*** RECORDS TO USE ***

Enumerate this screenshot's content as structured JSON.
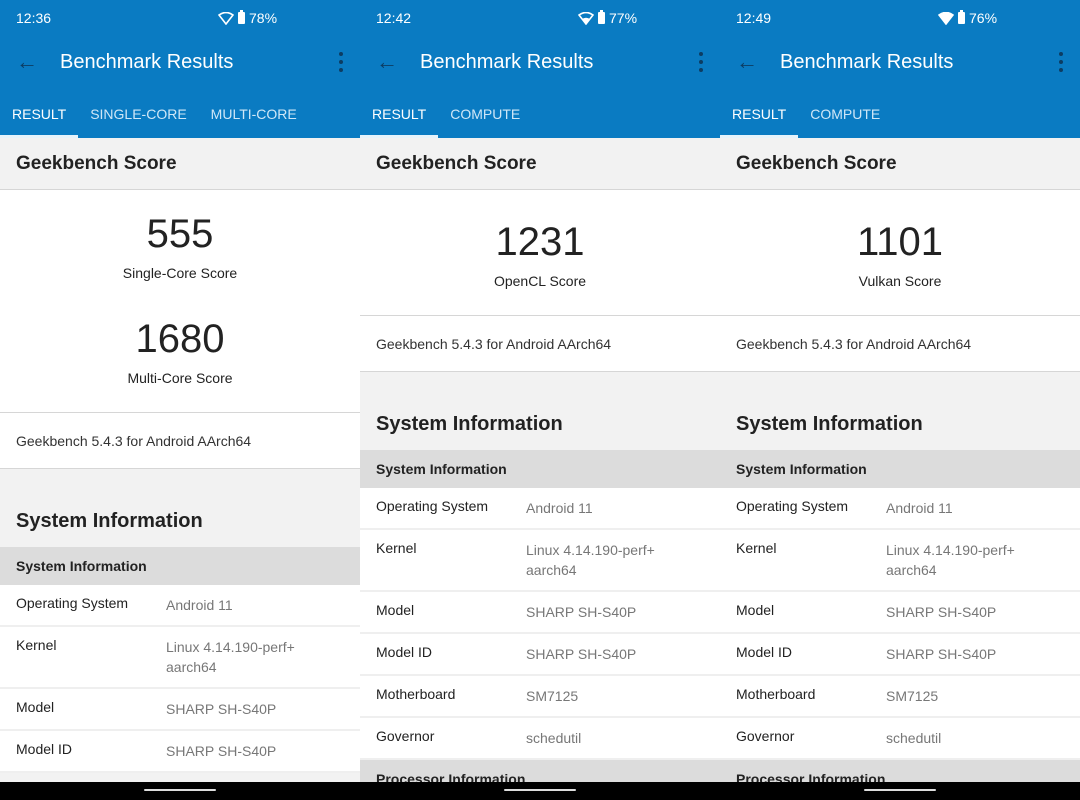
{
  "colors": {
    "appbar": "#0a7bc2",
    "icon_dark": "#0c3d63"
  },
  "screens": [
    {
      "status": {
        "time": "12:36",
        "battery": "78%",
        "wifi": "wifi-outline-icon"
      },
      "title": "Benchmark Results",
      "tabs": [
        {
          "label": "RESULT",
          "active": true
        },
        {
          "label": "SINGLE-CORE"
        },
        {
          "label": "MULTI-CORE"
        }
      ],
      "section": "Geekbench Score",
      "scores": [
        {
          "value": "555",
          "label": "Single-Core Score"
        },
        {
          "value": "1680",
          "label": "Multi-Core Score"
        }
      ],
      "version": "Geekbench 5.4.3 for Android AArch64",
      "sysinfo_title": "System Information",
      "table_head": "System Information",
      "rows": [
        {
          "k": "Operating System",
          "v": "Android 11"
        },
        {
          "k": "Kernel",
          "v": "Linux 4.14.190-perf+ aarch64"
        },
        {
          "k": "Model",
          "v": "SHARP SH-S40P"
        },
        {
          "k": "Model ID",
          "v": "SHARP SH-S40P"
        }
      ]
    },
    {
      "status": {
        "time": "12:42",
        "battery": "77%",
        "wifi": "wifi-partial-icon"
      },
      "title": "Benchmark Results",
      "tabs": [
        {
          "label": "RESULT",
          "active": true
        },
        {
          "label": "COMPUTE"
        }
      ],
      "section": "Geekbench Score",
      "scores": [
        {
          "value": "1231",
          "label": "OpenCL Score"
        }
      ],
      "version": "Geekbench 5.4.3 for Android AArch64",
      "sysinfo_title": "System Information",
      "table_head": "System Information",
      "rows": [
        {
          "k": "Operating System",
          "v": "Android 11"
        },
        {
          "k": "Kernel",
          "v": "Linux 4.14.190-perf+ aarch64"
        },
        {
          "k": "Model",
          "v": "SHARP SH-S40P"
        },
        {
          "k": "Model ID",
          "v": "SHARP SH-S40P"
        },
        {
          "k": "Motherboard",
          "v": "SM7125"
        },
        {
          "k": "Governor",
          "v": "schedutil"
        }
      ],
      "table_head2": "Processor Information"
    },
    {
      "status": {
        "time": "12:49",
        "battery": "76%",
        "wifi": "wifi-full-icon"
      },
      "title": "Benchmark Results",
      "tabs": [
        {
          "label": "RESULT",
          "active": true
        },
        {
          "label": "COMPUTE"
        }
      ],
      "section": "Geekbench Score",
      "scores": [
        {
          "value": "1101",
          "label": "Vulkan Score"
        }
      ],
      "version": "Geekbench 5.4.3 for Android AArch64",
      "sysinfo_title": "System Information",
      "table_head": "System Information",
      "rows": [
        {
          "k": "Operating System",
          "v": "Android 11"
        },
        {
          "k": "Kernel",
          "v": "Linux 4.14.190-perf+ aarch64"
        },
        {
          "k": "Model",
          "v": "SHARP SH-S40P"
        },
        {
          "k": "Model ID",
          "v": "SHARP SH-S40P"
        },
        {
          "k": "Motherboard",
          "v": "SM7125"
        },
        {
          "k": "Governor",
          "v": "schedutil"
        }
      ],
      "table_head2": "Processor Information"
    }
  ]
}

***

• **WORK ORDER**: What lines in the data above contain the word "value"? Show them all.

• **ANSWER FOR THE TASK**:
          "value": "555",
          "value": "1680",
          "value": "1231",
          "value": "1101",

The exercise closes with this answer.